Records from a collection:
*** Block opens ***

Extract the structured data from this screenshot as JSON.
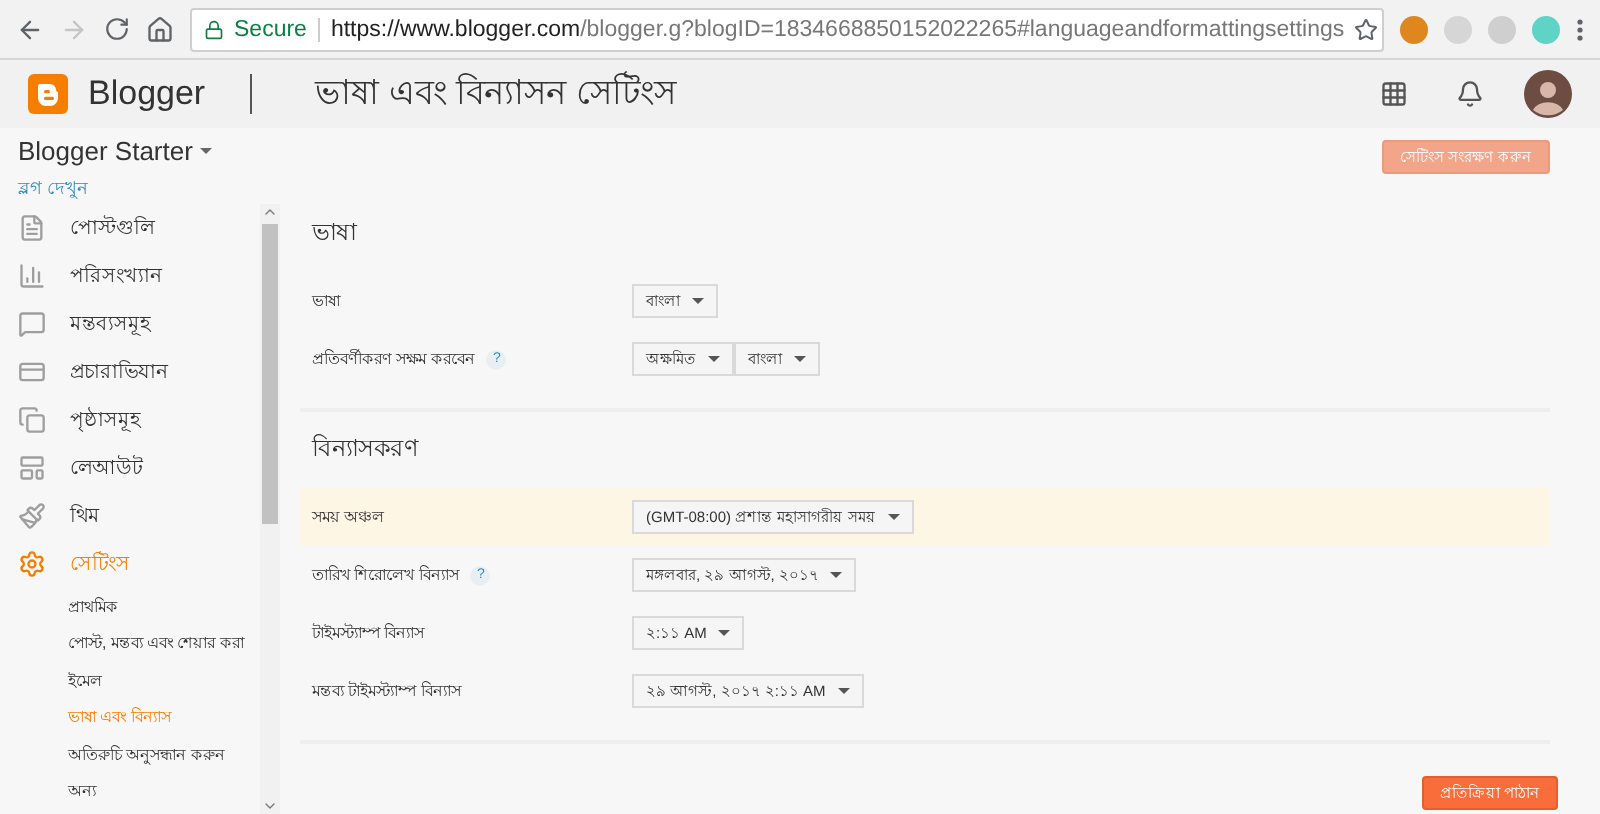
{
  "browser": {
    "secure_label": "Secure",
    "url_host": "https://www.blogger.com",
    "url_path": "/blogger.g?blogID=1834668850152022265#languageandformattingsettings"
  },
  "header": {
    "brand": "Blogger",
    "title": "ভাষা এবং বিন্যাসন সেটিংস"
  },
  "sidebar": {
    "blog_name": "Blogger Starter",
    "view_blog": "ব্লগ দেখুন",
    "items": [
      {
        "kind": "posts",
        "label": "পোস্টগুলি",
        "selected": false
      },
      {
        "kind": "stats",
        "label": "পরিসংখ্যান",
        "selected": false
      },
      {
        "kind": "comments",
        "label": "মন্তব্যসমূহ",
        "selected": false
      },
      {
        "kind": "campaigns",
        "label": "প্রচারাভিযান",
        "selected": false
      },
      {
        "kind": "pages",
        "label": "পৃষ্ঠাসমূহ",
        "selected": false
      },
      {
        "kind": "layout",
        "label": "লেআউট",
        "selected": false
      },
      {
        "kind": "theme",
        "label": "থিম",
        "selected": false
      },
      {
        "kind": "settings",
        "label": "সেটিংস",
        "selected": true,
        "children": [
          {
            "label": "প্রাথমিক",
            "selected": false
          },
          {
            "label": "পোস্ট, মন্তব্য এবং শেয়ার করা",
            "selected": false
          },
          {
            "label": "ইমেল",
            "selected": false
          },
          {
            "label": "ভাষা এবং বিন্যাস",
            "selected": true
          },
          {
            "label": "অতিরুচি অনুসন্ধান করুন",
            "selected": false
          },
          {
            "label": "অন্য",
            "selected": false
          }
        ]
      }
    ]
  },
  "save_button": "সেটিংস সংরক্ষণ করুন",
  "sections": [
    {
      "title": "ভাষা",
      "rows": [
        {
          "label": "ভাষা",
          "help": false,
          "highlighted": false,
          "selects": [
            "বাংলা"
          ]
        },
        {
          "label": "প্রতিবর্ণীকরণ সক্ষম করবেন",
          "help": true,
          "highlighted": false,
          "selects": [
            "অক্ষমিত",
            "বাংলা"
          ]
        }
      ]
    },
    {
      "title": "বিন্যাসকরণ",
      "rows": [
        {
          "label": "সময় অঞ্চল",
          "help": false,
          "highlighted": true,
          "selects": [
            "(GMT-08:00) প্রশান্ত মহাসাগরীয় সময়"
          ]
        },
        {
          "label": "তারিখ শিরোলেখ বিন্যাস",
          "help": true,
          "highlighted": false,
          "selects": [
            "মঙ্গলবার, ২৯ আগস্ট, ২০১৭"
          ]
        },
        {
          "label": "টাইমস্ট্যাম্প বিন্যাস",
          "help": false,
          "highlighted": false,
          "selects": [
            "২:১১ AM"
          ]
        },
        {
          "label": "মন্তব্য টাইমস্ট্যাম্প বিন্যাস",
          "help": false,
          "highlighted": false,
          "selects": [
            "২৯ আগস্ট, ২০১৭ ২:১১ AM"
          ]
        }
      ]
    }
  ],
  "help_mark": "?",
  "feedback_button": "প্রতিক্রিয়া পাঠান"
}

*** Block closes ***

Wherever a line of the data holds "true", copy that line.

        "selected": true,
            "selected": true
          "help": true,
          "highlighted": true,
          "help": true,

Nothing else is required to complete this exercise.